__Exercise objective__:
Below are records. Find each line in them that holds the word "planet" and copy it.

(Given entries begins)

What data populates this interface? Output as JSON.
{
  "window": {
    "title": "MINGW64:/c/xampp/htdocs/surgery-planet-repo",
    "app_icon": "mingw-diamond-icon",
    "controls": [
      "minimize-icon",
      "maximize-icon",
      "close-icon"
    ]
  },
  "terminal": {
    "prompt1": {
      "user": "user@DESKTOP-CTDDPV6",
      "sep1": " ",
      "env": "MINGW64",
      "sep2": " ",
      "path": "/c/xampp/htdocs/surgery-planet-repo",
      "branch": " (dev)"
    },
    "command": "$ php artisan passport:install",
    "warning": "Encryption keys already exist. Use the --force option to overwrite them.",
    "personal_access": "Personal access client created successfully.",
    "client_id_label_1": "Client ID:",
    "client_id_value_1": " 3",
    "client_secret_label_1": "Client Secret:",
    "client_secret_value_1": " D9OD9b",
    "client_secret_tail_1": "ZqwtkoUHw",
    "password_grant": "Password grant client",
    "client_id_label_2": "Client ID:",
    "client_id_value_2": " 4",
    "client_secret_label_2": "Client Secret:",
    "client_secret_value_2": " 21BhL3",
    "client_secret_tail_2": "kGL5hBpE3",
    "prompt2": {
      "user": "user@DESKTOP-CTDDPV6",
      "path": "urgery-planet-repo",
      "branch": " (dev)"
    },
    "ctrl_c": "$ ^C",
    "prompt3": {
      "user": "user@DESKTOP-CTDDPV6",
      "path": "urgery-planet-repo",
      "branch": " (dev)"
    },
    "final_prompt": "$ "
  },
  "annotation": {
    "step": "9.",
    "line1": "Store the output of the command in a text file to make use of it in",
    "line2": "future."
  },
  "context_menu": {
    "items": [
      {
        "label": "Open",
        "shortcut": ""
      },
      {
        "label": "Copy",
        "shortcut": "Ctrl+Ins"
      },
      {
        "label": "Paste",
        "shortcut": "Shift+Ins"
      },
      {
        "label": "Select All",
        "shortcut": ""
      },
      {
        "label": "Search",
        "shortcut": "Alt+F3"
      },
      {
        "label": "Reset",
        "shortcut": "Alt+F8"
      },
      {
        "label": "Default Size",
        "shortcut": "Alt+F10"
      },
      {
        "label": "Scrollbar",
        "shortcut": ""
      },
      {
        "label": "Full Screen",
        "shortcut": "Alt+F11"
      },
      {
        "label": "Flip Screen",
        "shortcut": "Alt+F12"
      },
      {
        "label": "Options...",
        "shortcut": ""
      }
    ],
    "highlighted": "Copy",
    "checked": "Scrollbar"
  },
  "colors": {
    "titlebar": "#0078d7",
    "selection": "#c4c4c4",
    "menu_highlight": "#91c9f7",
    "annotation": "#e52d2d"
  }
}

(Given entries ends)

__Written response__:
    "title": "MINGW64:/c/xampp/htdocs/surgery-planet-repo",
      "path": "/c/xampp/htdocs/surgery-planet-repo",
      "path": "urgery-planet-repo",
      "path": "urgery-planet-repo",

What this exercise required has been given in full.